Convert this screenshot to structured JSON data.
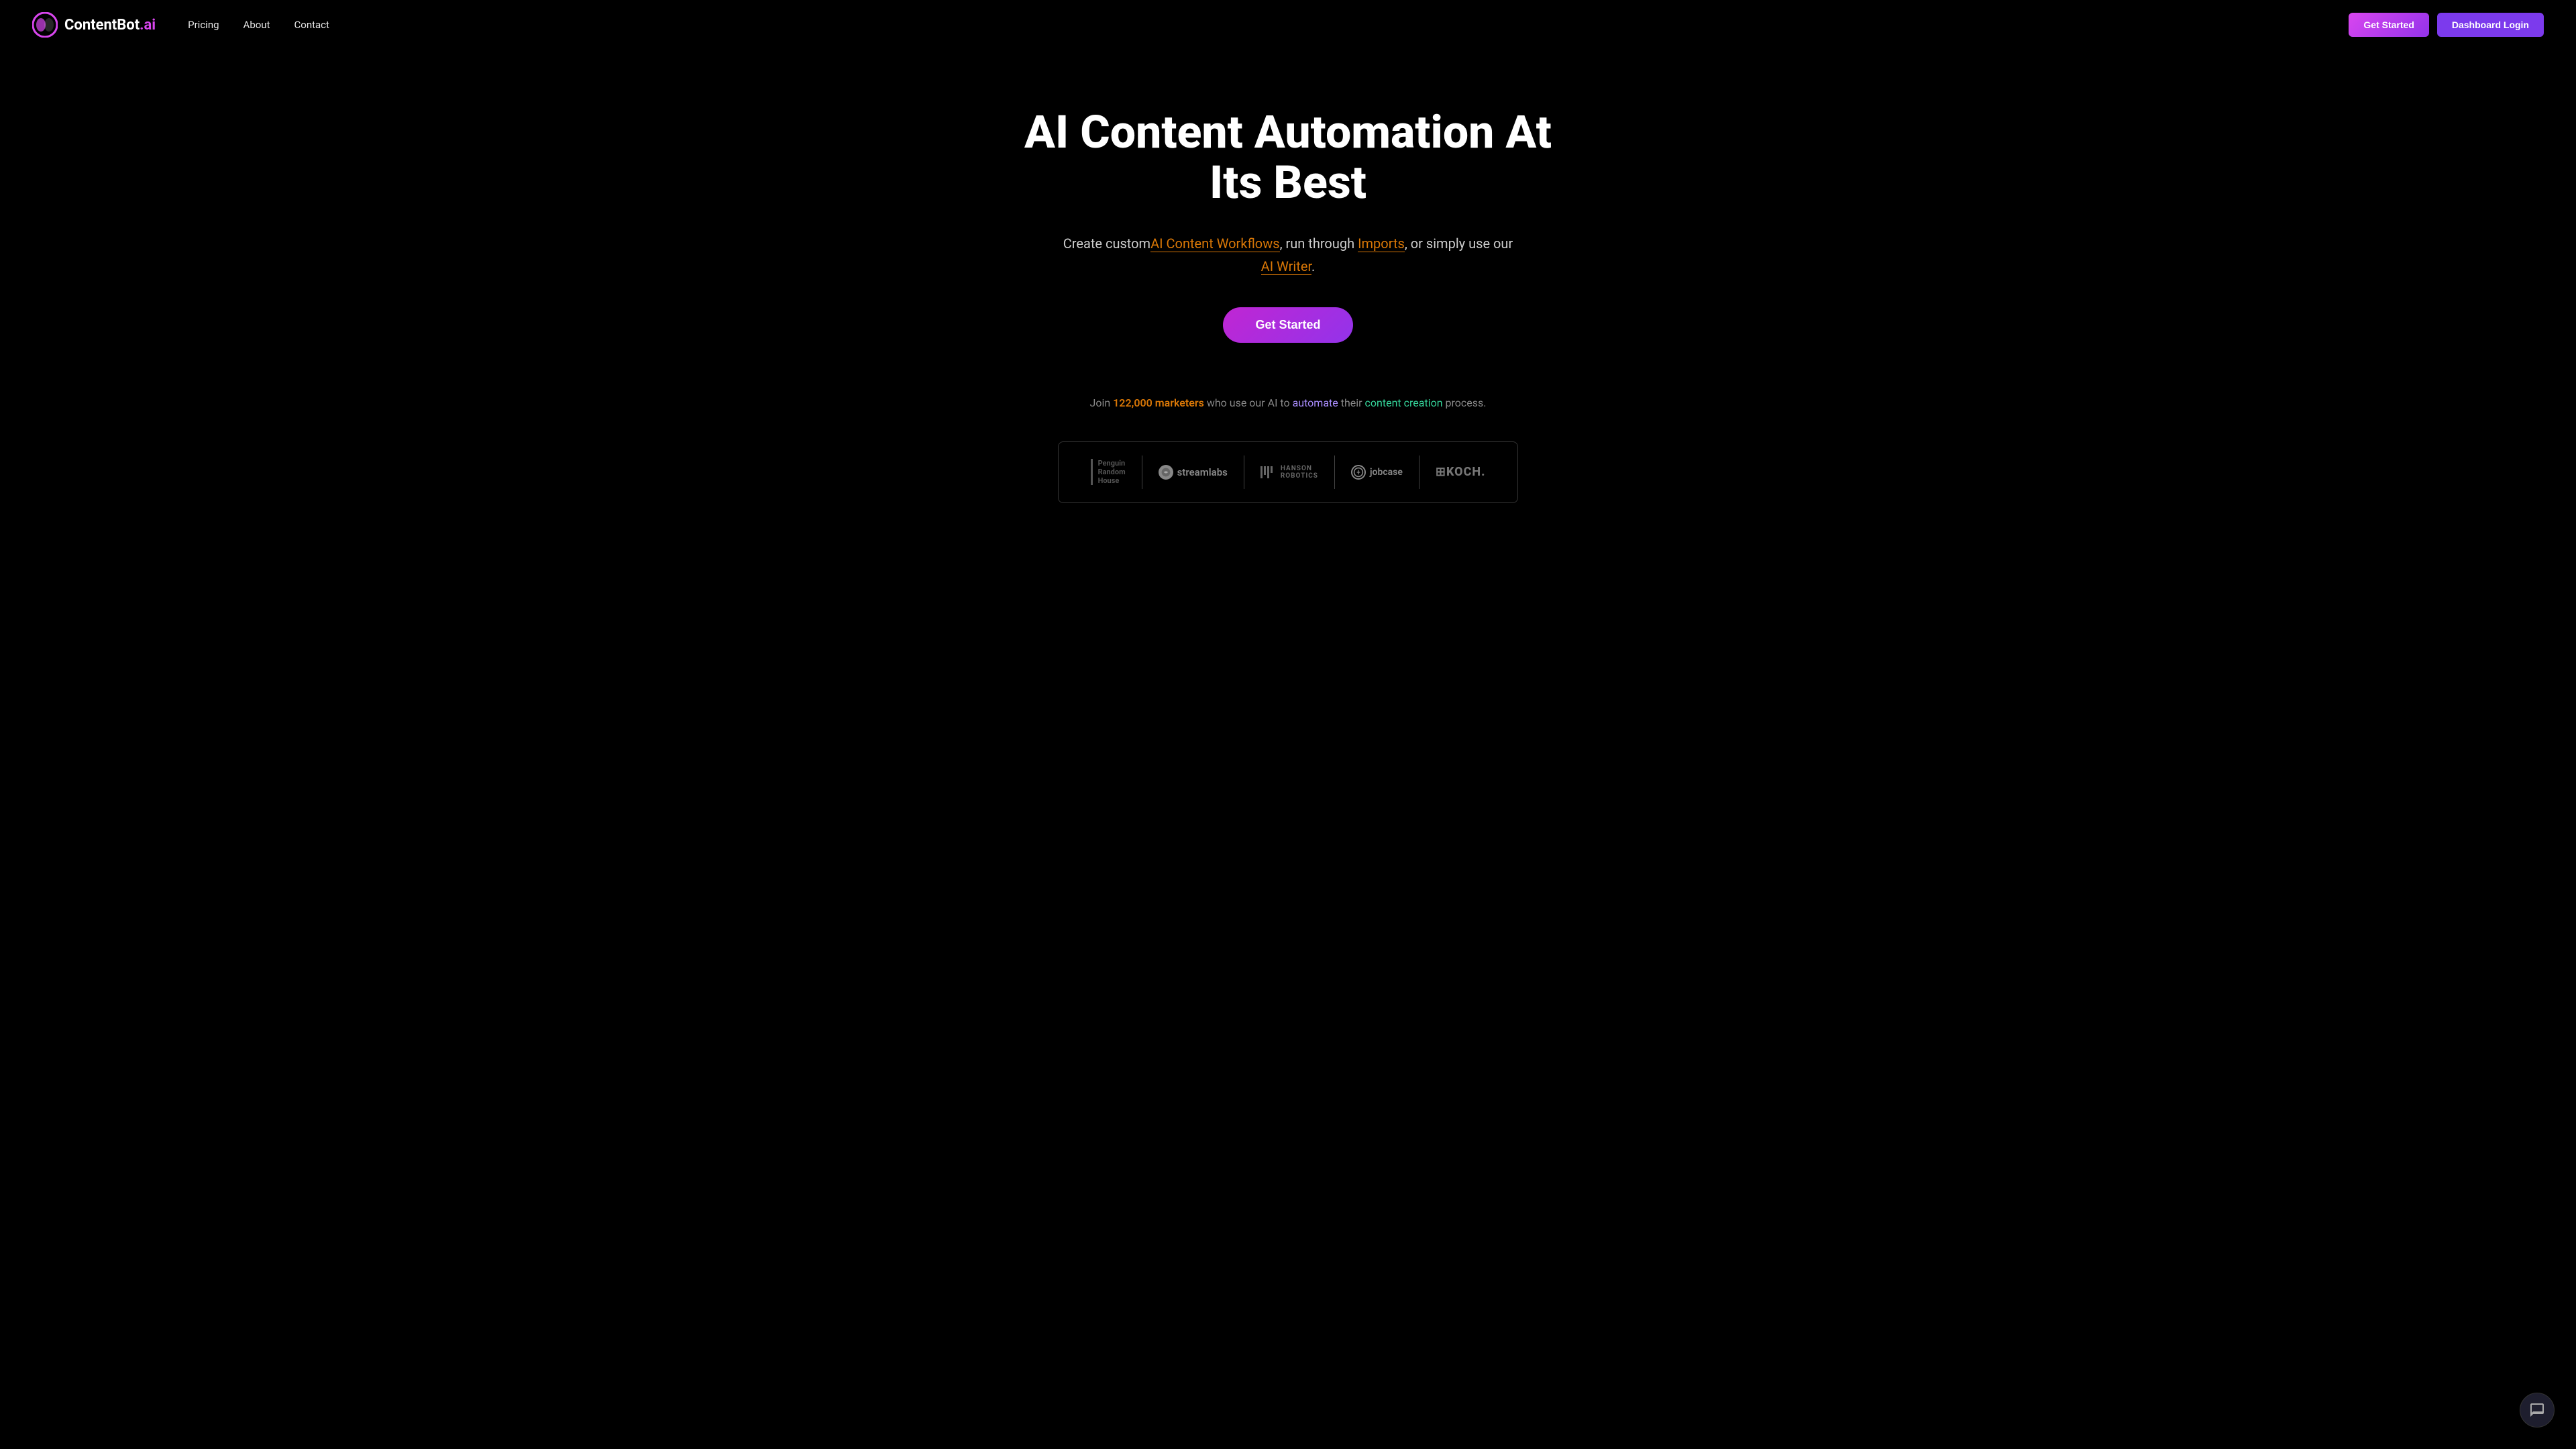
{
  "nav": {
    "logo_text": "ContentBot.ai",
    "links": [
      {
        "label": "Pricing",
        "id": "pricing"
      },
      {
        "label": "About",
        "id": "about"
      },
      {
        "label": "Contact",
        "id": "contact"
      }
    ],
    "btn_get_started": "Get Started",
    "btn_dashboard": "Dashboard Login"
  },
  "hero": {
    "title": "AI Content Automation At Its Best",
    "subtitle_before": "Create custom",
    "subtitle_workflows": "AI Content Workflows",
    "subtitle_mid1": ", run through",
    "subtitle_imports": "Imports",
    "subtitle_mid2": ", or simply use our",
    "subtitle_writer": "AI Writer",
    "subtitle_end": ".",
    "cta_label": "Get Started"
  },
  "social_proof": {
    "before": "Join",
    "marketers": "122,000 marketers",
    "mid": "who use our AI to",
    "automate": "automate",
    "mid2": "their",
    "content_creation": "content creation",
    "end": "process."
  },
  "logos": [
    {
      "id": "penguin",
      "name": "Penguin Random House"
    },
    {
      "id": "streamlabs",
      "name": "streamlabs"
    },
    {
      "id": "hanson",
      "name": "HANSON ROBOTICS"
    },
    {
      "id": "jobcase",
      "name": "jobcase"
    },
    {
      "id": "koch",
      "name": "KOCH."
    }
  ],
  "chat": {
    "icon": "chat"
  }
}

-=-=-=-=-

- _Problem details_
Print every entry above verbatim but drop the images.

- _Result for this exercise_
Convert this screenshot to structured JSON data.
{
  "nav": {
    "logo_text": "ContentBot.ai",
    "links": [
      {
        "label": "Pricing",
        "id": "pricing"
      },
      {
        "label": "About",
        "id": "about"
      },
      {
        "label": "Contact",
        "id": "contact"
      }
    ],
    "btn_get_started": "Get Started",
    "btn_dashboard": "Dashboard Login"
  },
  "hero": {
    "title": "AI Content Automation At Its Best",
    "subtitle_before": "Create custom",
    "subtitle_workflows": "AI Content Workflows",
    "subtitle_mid1": ", run through",
    "subtitle_imports": "Imports",
    "subtitle_mid2": ", or simply use our",
    "subtitle_writer": "AI Writer",
    "subtitle_end": ".",
    "cta_label": "Get Started"
  },
  "social_proof": {
    "before": "Join",
    "marketers": "122,000 marketers",
    "mid": "who use our AI to",
    "automate": "automate",
    "mid2": "their",
    "content_creation": "content creation",
    "end": "process."
  },
  "logos": [
    {
      "id": "penguin",
      "name": "Penguin Random House"
    },
    {
      "id": "streamlabs",
      "name": "streamlabs"
    },
    {
      "id": "hanson",
      "name": "HANSON ROBOTICS"
    },
    {
      "id": "jobcase",
      "name": "jobcase"
    },
    {
      "id": "koch",
      "name": "KOCH."
    }
  ],
  "chat": {
    "icon": "chat"
  }
}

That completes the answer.